In this study of healthy Indian school-age children born in one maternity unit, cognitive scores were higher among ODM’s than controls. Both maternal GDM and higher cognitive performance in the children were associated with higher parental education and/or SES. However, the associations of GDM with better offspring learning, long-term storage/retrieval and verbal ability remained statistically significant after adjusting for these and all other potential confounding factors measured.
Strengths of the study were that we measured a battery of cognitive function tests specifically adapted for, and validated in, a South-Indian population and also collected data on a range of potential covariates/confounders. Limitations in our study were a relatively small number of ODM’s, lack of data on the severity of GDM and treatment, maternal diet and no information on parental intelligence and/or the home environment.
A recent case-control study reported a higher risk of language impairment in ODM’s compared to controls [2
]. A recent review has reported no difference in cognitive ability among children born to mothers with or without GDM; however, compared to controls, ODM’s performed less well in fine and gross motor functions. Further, this review reported inverse associations of offspring intelligence scores, attention, language development, learning, memory-span and mental and psychomotor development with the severity of GDM assessed by glycosylated haemoglobin level and ketonuria, suggesting that offspring cognitive performance could be within normal limits in well-controlled GDM [3
]. The reasons for our finding of higher cognitive function in ODM’s may be that there were no cases of severe or uncontrolled GDM in our study and/or that we were unable to completely adjust for the fact that in our population GDM was associated with higher maternal education, urban residence (and thus better schooling) and better childhood nutritional status (ODM’s had higher BMI). This effect may not be evident in studies in industrialized populations, where GDM tends to be associated with lower SES and lower maternal education [2
]. Alternatively, the fetus of a mother with GDM is exposed to higher concentrations of glucose and fatty acids transferred across the placenta from the maternal circulation [10

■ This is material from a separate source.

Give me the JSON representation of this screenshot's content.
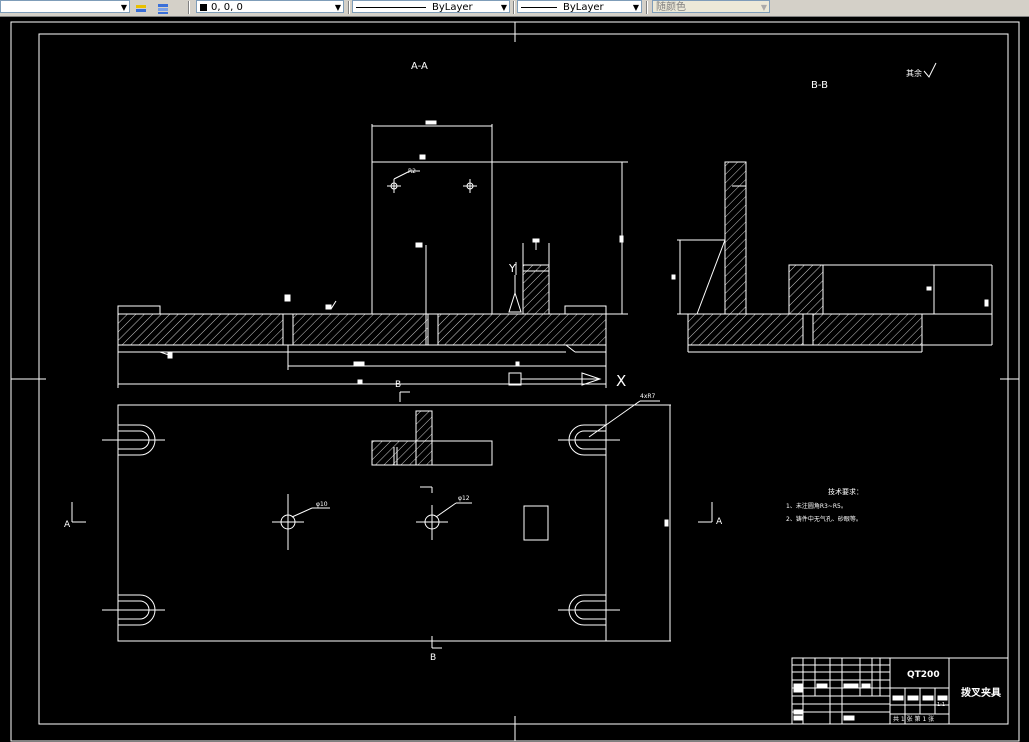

]. Theoretically these could enhance brain development. This is perhaps supported by our findings of positive association of maternal 120-minutes glucose concentrations with verbal ability and long-term retrieval/storage among controls; unfortunately we do not have data on maternal circulating fatty acids.
In conclusion, in this population of healthy Indian children, there was no evidence of lower cognitive ability in ODM’s. In fact some cognitive scores (two of the six cognitive parameters tested) were higher in ODM’s. This may be due to residual confounding. Although we adjusted for a number of confounding factors, no SES score can perfectly capture all the effects of SES, especially in India, which has a wide range of SES. Even in the SES matched analysis there were significant differences in other important factors, such as maternal education, age and BMI and child’s birthweight and current BMI, between cases and controls. Alternatively the difference may be due to biological effect. The study suggests for further research to examine the relationship between GDM and offspring cognitive ability in larger studies.